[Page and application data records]
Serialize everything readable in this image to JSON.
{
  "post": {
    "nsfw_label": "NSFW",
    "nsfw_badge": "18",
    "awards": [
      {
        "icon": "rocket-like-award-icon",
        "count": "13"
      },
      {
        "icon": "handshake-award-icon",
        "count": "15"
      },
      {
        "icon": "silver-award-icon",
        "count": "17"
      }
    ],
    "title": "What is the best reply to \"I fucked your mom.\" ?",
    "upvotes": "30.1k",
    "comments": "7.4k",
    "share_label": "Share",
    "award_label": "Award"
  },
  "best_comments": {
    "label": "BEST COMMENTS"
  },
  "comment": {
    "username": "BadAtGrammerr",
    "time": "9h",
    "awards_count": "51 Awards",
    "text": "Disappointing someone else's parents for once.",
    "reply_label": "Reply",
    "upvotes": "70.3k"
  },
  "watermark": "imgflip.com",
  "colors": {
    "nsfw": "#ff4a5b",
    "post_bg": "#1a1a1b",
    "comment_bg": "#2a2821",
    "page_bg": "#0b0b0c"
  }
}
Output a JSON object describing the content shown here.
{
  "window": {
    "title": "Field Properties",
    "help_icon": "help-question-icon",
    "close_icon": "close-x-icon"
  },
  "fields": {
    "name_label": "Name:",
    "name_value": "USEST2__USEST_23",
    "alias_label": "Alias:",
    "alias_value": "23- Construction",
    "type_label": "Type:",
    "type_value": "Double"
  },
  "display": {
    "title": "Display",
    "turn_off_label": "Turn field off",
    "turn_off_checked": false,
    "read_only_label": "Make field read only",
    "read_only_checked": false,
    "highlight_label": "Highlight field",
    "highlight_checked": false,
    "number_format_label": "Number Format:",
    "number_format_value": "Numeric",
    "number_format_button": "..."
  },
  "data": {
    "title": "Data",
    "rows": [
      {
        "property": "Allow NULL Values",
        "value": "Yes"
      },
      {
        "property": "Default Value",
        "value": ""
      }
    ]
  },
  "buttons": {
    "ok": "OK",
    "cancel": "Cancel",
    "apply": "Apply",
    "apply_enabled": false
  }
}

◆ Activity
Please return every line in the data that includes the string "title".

◆ Exercise answer
    "title": "What is the best reply to \"I fucked your mom.\" ?",
    "title": "Field Properties",
    "title": "Display",
    "title": "Data",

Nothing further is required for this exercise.